------ Given records

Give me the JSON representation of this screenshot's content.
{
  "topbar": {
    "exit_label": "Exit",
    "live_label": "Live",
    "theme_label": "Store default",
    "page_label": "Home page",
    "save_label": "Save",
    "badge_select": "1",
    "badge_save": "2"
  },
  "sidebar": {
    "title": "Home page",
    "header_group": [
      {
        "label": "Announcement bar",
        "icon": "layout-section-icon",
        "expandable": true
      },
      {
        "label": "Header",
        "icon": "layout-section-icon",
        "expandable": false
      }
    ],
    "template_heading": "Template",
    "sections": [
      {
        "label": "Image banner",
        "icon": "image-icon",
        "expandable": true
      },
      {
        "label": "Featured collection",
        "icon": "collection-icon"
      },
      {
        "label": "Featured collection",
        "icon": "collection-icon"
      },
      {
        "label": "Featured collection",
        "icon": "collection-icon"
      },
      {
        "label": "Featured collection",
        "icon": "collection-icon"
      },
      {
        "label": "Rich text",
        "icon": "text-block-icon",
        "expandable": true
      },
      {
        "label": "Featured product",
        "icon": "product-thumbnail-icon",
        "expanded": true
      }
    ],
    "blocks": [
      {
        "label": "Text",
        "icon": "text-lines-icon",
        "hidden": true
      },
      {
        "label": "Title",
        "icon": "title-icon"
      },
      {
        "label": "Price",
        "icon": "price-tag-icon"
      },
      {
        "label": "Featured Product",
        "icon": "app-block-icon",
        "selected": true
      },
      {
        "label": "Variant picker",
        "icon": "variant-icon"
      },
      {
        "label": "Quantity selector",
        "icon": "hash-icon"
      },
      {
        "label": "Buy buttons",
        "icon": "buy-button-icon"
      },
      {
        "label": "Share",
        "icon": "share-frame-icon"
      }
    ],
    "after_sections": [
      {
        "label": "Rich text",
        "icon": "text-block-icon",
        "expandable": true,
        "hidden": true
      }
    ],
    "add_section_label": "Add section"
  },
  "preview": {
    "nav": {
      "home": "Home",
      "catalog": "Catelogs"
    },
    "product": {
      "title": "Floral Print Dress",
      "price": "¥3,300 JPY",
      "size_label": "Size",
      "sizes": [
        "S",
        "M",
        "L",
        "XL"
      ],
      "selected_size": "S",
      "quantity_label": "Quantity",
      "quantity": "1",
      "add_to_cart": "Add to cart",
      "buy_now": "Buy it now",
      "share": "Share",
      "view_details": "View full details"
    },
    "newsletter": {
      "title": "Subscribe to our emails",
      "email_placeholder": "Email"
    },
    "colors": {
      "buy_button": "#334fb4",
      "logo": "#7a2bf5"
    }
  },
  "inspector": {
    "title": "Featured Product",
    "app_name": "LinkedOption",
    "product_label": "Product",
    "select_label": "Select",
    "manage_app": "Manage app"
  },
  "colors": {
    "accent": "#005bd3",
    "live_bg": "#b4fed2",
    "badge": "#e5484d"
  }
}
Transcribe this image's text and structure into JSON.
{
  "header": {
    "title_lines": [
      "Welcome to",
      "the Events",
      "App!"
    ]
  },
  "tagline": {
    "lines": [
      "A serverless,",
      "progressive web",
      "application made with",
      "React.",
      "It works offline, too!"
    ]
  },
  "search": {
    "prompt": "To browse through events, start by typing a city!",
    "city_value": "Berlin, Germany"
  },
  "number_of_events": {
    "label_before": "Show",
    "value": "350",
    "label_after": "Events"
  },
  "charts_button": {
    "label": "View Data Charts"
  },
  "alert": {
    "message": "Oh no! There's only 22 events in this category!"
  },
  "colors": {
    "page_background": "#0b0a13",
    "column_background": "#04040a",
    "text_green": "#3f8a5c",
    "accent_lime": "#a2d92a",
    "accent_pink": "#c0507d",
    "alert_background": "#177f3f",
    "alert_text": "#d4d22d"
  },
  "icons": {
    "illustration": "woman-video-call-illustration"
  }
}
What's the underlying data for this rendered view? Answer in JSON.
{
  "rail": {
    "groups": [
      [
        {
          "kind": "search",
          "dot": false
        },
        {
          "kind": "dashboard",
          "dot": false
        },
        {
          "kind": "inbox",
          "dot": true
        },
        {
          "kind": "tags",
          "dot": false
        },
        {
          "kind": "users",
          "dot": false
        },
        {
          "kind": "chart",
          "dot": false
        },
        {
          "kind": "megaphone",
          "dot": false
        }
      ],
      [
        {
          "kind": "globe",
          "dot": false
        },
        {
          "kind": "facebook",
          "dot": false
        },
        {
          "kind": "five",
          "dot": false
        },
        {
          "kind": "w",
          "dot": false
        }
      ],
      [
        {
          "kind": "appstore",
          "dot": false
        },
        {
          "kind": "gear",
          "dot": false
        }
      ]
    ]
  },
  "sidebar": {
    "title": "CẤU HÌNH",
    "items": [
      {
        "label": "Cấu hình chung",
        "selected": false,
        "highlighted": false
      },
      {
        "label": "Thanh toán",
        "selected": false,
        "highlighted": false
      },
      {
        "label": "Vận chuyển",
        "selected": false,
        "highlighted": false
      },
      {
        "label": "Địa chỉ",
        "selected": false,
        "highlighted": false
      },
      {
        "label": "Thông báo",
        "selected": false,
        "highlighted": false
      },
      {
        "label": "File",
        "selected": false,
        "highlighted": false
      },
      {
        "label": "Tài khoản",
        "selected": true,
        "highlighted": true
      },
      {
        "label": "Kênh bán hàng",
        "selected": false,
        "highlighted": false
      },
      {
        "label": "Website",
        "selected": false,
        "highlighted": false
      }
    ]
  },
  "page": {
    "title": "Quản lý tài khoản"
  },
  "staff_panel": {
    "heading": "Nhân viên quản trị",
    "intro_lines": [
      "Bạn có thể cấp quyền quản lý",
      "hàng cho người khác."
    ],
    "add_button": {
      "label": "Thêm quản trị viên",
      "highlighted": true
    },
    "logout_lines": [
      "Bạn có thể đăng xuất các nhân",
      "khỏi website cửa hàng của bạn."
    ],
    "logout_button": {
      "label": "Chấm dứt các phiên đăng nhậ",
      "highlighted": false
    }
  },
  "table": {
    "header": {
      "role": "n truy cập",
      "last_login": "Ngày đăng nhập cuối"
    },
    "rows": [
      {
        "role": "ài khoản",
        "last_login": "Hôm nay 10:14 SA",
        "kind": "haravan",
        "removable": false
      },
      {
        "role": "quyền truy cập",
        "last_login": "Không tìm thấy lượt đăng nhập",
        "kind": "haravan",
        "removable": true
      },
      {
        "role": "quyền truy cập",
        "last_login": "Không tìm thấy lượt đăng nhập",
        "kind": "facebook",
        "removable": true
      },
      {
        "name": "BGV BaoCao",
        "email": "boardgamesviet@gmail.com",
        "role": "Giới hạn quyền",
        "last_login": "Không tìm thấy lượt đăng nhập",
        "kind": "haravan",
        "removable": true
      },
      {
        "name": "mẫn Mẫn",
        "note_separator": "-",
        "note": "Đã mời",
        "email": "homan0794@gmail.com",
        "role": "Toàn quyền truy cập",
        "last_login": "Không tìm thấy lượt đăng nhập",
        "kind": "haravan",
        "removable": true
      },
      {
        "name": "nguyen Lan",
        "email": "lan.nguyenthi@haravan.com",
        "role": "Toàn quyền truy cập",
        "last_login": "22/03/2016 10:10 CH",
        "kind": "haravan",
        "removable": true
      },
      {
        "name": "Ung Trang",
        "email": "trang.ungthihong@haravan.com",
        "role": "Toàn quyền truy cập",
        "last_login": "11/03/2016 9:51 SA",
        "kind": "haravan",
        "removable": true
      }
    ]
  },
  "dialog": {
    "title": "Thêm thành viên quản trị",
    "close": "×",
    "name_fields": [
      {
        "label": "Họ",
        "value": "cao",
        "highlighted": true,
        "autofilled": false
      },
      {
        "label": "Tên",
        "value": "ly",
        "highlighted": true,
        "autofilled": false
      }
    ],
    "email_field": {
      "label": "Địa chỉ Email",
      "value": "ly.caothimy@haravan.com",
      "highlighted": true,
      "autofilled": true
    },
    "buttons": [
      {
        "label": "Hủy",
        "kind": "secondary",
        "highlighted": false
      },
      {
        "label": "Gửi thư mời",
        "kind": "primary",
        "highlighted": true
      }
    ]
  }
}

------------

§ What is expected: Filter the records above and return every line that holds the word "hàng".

§ Completed exercise:
        "label": "Kênh bán hàng",
      "hàng cho người khác."
      "khỏi website cửa hàng của bạn."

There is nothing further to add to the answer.